Last, but most important, is you. There are countless examples of entrepreneurs with seemingly great ideas and wonderful strategies whose businesses never see the light of day because they simply are not the ones to bring their idea to the world. Do some honest reflection. Not just about who you are, but who you are within the context of your business idea. Are you really the person that can make this idea a successful business? Do you know the industry or at least have relevant contacts? Probably most important, do you have the time, effort, and dedication to really see this through?

One thing a lot of people get stuck on at this stage is money. I have met dozens of people who tell me they have a great idea and strategy but they would need some amount of money, which they inevitably do not have, to make a real go at it. This, more often than not, is simply a convenient excuse to rationalize wimping out and not following through on what might otherwise be a great business. Money is always out there. There are friends and family who might be willing to support your business idea. If not, there are angel investors and plenty of people who would love to fund interesting and exciting ideas. Want to know what these people look for, first and foremost, when you approach them looking to have them invest? When you are pitching your idea, they are analyzing your strategy, and even more closely, you. If you present a convincing strategy, that’s great. But, if you can show that you have the requisite skills to make that plan successful, few investors will care what your idea is – a winner is a winner.

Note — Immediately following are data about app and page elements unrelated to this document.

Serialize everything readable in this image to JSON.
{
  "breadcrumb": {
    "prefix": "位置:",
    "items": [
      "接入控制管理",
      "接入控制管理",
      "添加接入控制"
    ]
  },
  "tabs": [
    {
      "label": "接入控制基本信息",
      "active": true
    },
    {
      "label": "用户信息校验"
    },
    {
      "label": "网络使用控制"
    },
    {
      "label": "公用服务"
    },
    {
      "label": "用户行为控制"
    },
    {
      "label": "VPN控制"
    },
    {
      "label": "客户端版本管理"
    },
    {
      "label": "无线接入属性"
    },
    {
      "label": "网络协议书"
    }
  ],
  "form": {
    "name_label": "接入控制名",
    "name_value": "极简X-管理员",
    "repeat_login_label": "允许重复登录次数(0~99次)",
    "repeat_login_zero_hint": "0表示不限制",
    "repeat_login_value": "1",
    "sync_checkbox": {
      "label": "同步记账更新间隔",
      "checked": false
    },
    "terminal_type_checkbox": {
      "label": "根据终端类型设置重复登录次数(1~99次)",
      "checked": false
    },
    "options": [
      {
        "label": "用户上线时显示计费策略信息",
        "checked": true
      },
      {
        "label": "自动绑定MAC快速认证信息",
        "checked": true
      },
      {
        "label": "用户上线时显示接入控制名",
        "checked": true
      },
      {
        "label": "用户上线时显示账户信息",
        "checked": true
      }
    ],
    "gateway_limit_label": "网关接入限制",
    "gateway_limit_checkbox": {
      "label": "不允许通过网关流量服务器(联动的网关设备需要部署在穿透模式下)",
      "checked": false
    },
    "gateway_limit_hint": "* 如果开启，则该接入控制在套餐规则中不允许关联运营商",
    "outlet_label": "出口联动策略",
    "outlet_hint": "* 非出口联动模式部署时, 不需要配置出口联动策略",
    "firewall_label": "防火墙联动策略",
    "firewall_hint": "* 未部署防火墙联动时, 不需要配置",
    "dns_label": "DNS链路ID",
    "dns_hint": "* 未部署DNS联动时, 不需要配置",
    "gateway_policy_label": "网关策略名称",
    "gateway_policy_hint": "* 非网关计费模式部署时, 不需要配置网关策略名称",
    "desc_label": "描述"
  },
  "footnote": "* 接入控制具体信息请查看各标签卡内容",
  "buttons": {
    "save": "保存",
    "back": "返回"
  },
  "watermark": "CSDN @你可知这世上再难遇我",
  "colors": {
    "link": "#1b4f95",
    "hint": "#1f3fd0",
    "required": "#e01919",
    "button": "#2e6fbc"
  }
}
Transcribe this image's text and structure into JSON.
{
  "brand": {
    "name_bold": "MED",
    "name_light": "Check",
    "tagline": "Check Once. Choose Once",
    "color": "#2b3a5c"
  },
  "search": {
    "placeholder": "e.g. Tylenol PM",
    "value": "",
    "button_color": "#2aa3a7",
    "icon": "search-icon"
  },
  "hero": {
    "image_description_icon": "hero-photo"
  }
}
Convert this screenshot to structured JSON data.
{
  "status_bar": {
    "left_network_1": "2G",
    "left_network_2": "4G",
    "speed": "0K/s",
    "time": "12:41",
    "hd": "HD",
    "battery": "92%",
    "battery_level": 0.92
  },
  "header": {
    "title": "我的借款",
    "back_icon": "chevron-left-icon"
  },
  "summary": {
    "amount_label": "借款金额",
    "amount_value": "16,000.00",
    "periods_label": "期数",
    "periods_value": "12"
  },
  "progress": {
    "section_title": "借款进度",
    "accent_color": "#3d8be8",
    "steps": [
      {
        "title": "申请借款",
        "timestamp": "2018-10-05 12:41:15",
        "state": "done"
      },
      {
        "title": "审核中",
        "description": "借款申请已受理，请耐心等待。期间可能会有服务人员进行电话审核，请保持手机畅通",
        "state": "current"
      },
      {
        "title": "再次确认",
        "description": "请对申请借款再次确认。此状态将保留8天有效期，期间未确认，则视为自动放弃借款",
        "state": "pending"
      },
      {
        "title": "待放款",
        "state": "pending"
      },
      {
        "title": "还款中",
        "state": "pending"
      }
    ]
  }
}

So, don’t sweat your idea. There are a million businesses out there for which the underlying business ideas sound borderline ridiculous. But, behind most of those ridiculous ideas is a person who is very happy running their own company and often making quite a bit more money than they were before they started. The key to their success was not having a moment of brilliance and simply cashing in on it – it took a solid strategy and then a lot of effort to execute on it. So, take your ideas, examine them deeply, devise winning strategies and then, finally and most importantly, analyze yourself in the context of those strategies. It is certainly more effort than just coming up with the idea itself. But, it is also far more likely to turn your idea into a business and, more importantly, turn you from just another person with an interesting idea into a successful entrepreneur.